There are also a plethora of great recipe sites online. They're great if you have something from the share that you're not quite sure what to do with, or need new ideas for a favorite ingredient. Here are a few places to find great recipes:

What resources do you use for recipes?  Have one to share? Post it in the comments!

Update and Summer Ginger Slaw Recipe

Early July is always a strange time for what's in the shares.   While the summer sun shines bright and the flowers are in full bloom -  crops like tomatoes, peppers and eggplant aren't quite ready (though they're looking great in the fields) and the spring crops, like peas, kale and collards have run their cycle.  Over the next few weeks you should see the share size increase with more summer squash and as they ripen . . . cucumbers, tomatoes and peppers.  

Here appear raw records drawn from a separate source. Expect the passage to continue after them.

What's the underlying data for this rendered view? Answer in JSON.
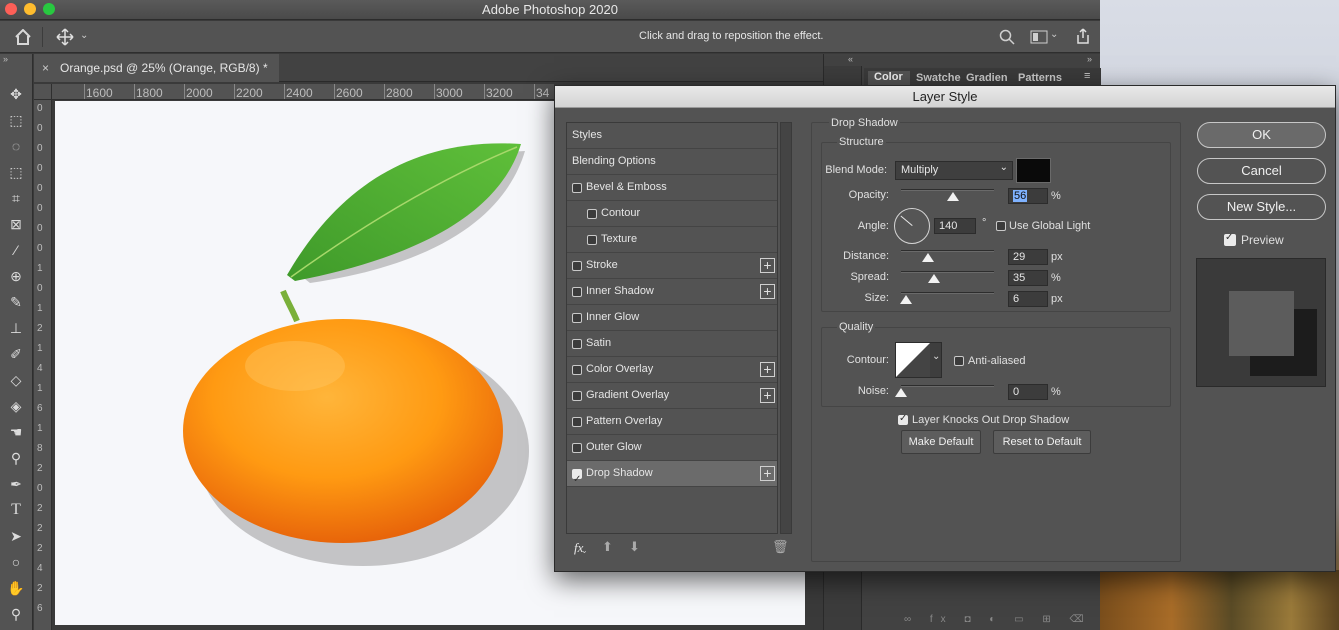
{
  "window": {
    "title": "Adobe Photoshop 2020"
  },
  "options_bar": {
    "hint": "Click and drag to reposition the effect."
  },
  "document": {
    "tab_title": "Orange.psd @ 25% (Orange, RGB/8) *",
    "close_glyph": "×"
  },
  "ruler": {
    "h_ticks": [
      "1600",
      "1800",
      "2000",
      "2200",
      "2400",
      "2600",
      "2800",
      "3000",
      "3200",
      "34"
    ],
    "v_ticks": [
      "0",
      "0",
      "0",
      "0",
      "0",
      "0",
      "0",
      "0",
      "1",
      "0",
      "1",
      "2",
      "1",
      "4",
      "1",
      "6",
      "1",
      "8",
      "2",
      "0",
      "2",
      "2",
      "2",
      "4",
      "2",
      "6"
    ]
  },
  "right_panel": {
    "tabs": [
      "Color",
      "Swatche",
      "Gradien",
      "Patterns"
    ]
  },
  "dialog": {
    "title": "Layer Style",
    "styles_header": "Styles",
    "blending_options": "Blending Options",
    "style_items": [
      {
        "label": "Bevel & Emboss",
        "checked": false,
        "has_plus": false
      },
      {
        "label": "Contour",
        "checked": false,
        "has_plus": false
      },
      {
        "label": "Texture",
        "checked": false,
        "has_plus": false
      },
      {
        "label": "Stroke",
        "checked": false,
        "has_plus": true
      },
      {
        "label": "Inner Shadow",
        "checked": false,
        "has_plus": true
      },
      {
        "label": "Inner Glow",
        "checked": false,
        "has_plus": false
      },
      {
        "label": "Satin",
        "checked": false,
        "has_plus": false
      },
      {
        "label": "Color Overlay",
        "checked": false,
        "has_plus": true
      },
      {
        "label": "Gradient Overlay",
        "checked": false,
        "has_plus": true
      },
      {
        "label": "Pattern Overlay",
        "checked": false,
        "has_plus": false
      },
      {
        "label": "Outer Glow",
        "checked": false,
        "has_plus": false
      },
      {
        "label": "Drop Shadow",
        "checked": true,
        "has_plus": true
      }
    ],
    "fx_label": "fx",
    "section_title": "Drop Shadow",
    "structure": {
      "title": "Structure",
      "blend_mode_label": "Blend Mode:",
      "blend_mode_value": "Multiply",
      "shadow_color": "#0a0a0a",
      "opacity_label": "Opacity:",
      "opacity_value": "56",
      "opacity_unit": "%",
      "angle_label": "Angle:",
      "angle_value": "140",
      "angle_unit": "°",
      "use_global_light": "Use Global Light",
      "use_global_light_checked": false,
      "distance_label": "Distance:",
      "distance_value": "29",
      "distance_unit": "px",
      "spread_label": "Spread:",
      "spread_value": "35",
      "spread_unit": "%",
      "size_label": "Size:",
      "size_value": "6",
      "size_unit": "px"
    },
    "quality": {
      "title": "Quality",
      "contour_label": "Contour:",
      "anti_aliased": "Anti-aliased",
      "anti_aliased_checked": false,
      "noise_label": "Noise:",
      "noise_value": "0",
      "noise_unit": "%"
    },
    "knockout_label": "Layer Knocks Out Drop Shadow",
    "knockout_checked": true,
    "make_default": "Make Default",
    "reset_default": "Reset to Default",
    "ok": "OK",
    "cancel": "Cancel",
    "new_style": "New Style...",
    "preview_label": "Preview",
    "preview_checked": true
  }
}
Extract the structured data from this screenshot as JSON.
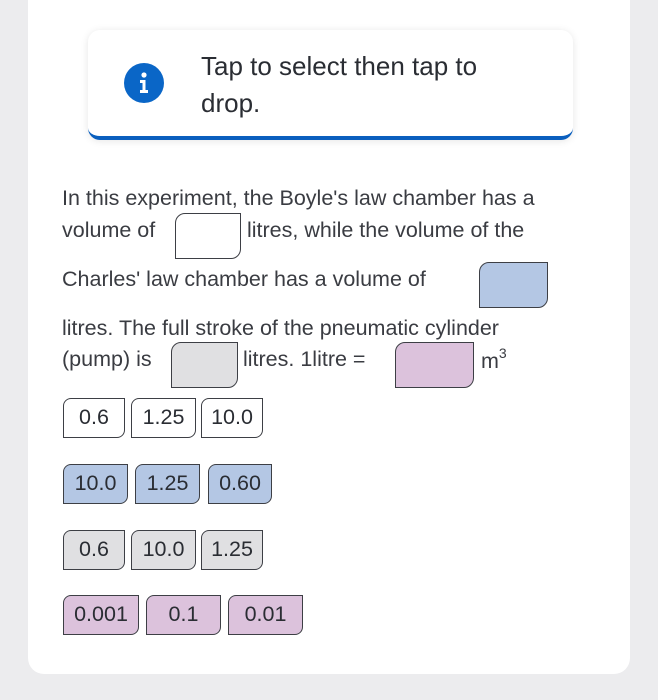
{
  "instruction": {
    "text": "Tap to select then tap to drop.",
    "icon": "info-icon"
  },
  "paragraph": {
    "line1": "In this experiment, the Boyle's law chamber has a",
    "line2_a": "volume of",
    "line2_b": "litres, while the volume of the",
    "line3": "Charles' law chamber has a volume of",
    "line4": "litres.  The full stroke of the pneumatic cylinder",
    "line5_a": "(pump) is",
    "line5_b": "litres.  1litre =",
    "unit_base": "m",
    "unit_exp": "3"
  },
  "option_groups": [
    {
      "color": "white",
      "options": [
        "0.6",
        "1.25",
        "10.0"
      ]
    },
    {
      "color": "blue",
      "options": [
        "10.0",
        "1.25",
        "0.60"
      ]
    },
    {
      "color": "gray",
      "options": [
        "0.6",
        "10.0",
        "1.25"
      ]
    },
    {
      "color": "pink",
      "options": [
        "0.001",
        "0.1",
        "0.01"
      ]
    }
  ],
  "colors": {
    "accent": "#0a66c7",
    "blue_slot": "#b4c7e4",
    "gray_slot": "#e0e0e2",
    "pink_slot": "#dcc2dc"
  }
}
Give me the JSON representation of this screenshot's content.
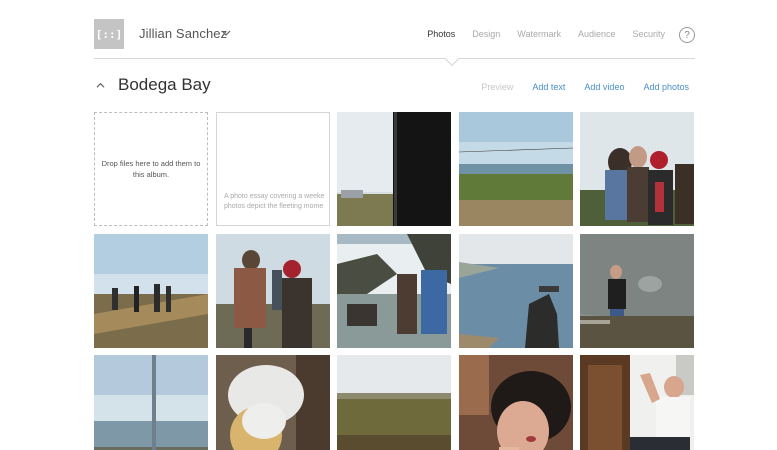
{
  "header": {
    "logo_text": "[::]",
    "user_name": "Jillian Sanchez",
    "nav": [
      {
        "label": "Photos",
        "active": true
      },
      {
        "label": "Design",
        "active": false
      },
      {
        "label": "Watermark",
        "active": false
      },
      {
        "label": "Audience",
        "active": false
      },
      {
        "label": "Security",
        "active": false
      }
    ],
    "help_label": "?"
  },
  "album": {
    "title": "Bodega Bay",
    "actions": [
      {
        "label": "Preview",
        "enabled": false
      },
      {
        "label": "Add text",
        "enabled": true
      },
      {
        "label": "Add video",
        "enabled": true
      },
      {
        "label": "Add photos",
        "enabled": true
      }
    ]
  },
  "grid": {
    "drop_zone_text": "Drop files here to add them to this album.",
    "essay_lines": [
      "A photo essay covering a weeke",
      "photos depict the fleeting mome"
    ]
  },
  "colors": {
    "accent": "#4a8ec8",
    "muted": "#aaaaaa",
    "border": "#d6d6d6"
  }
}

However, this is also an exciting time.  July means garlic harvesting - you can look forward to a head of garlic in every share for the rest of the season!  July also means the first chile peppers and beans are here and ready to be combined with the last weeks of cabbage and lettuce to make tasty meals.  One such delicious raw summery salad to try is  Summer Ginger Slaw, recipe courtesy of Yofi. Grab your cabbage and scallions, that lonely Kohlrabi still in the fridge and pick some cilantro at the farm to make this tasty treat inspired by Burma Restaurant.


Summer Ginger Slaw


1 head cabbage
1 kohlrabi
3 carrots
1/2 yellow onion or a few scallions
Optional: chopped green beans 


Shred all ingredients listed above and mix in a bowl.


Then add:
4 tbsp chopped pickled ginger (sushi style)
1 tbsp toasted sesame seeds
4 cloves toasted finely chopped garlic
1 tbsp sesame oil
1/2 cup tamari sauce
fresh pepper to taste
fresh cilantro, chopped, to taste


Mix well, chill, and serve.


See you at the farm, 

- Kristin
Clagett Farm Staff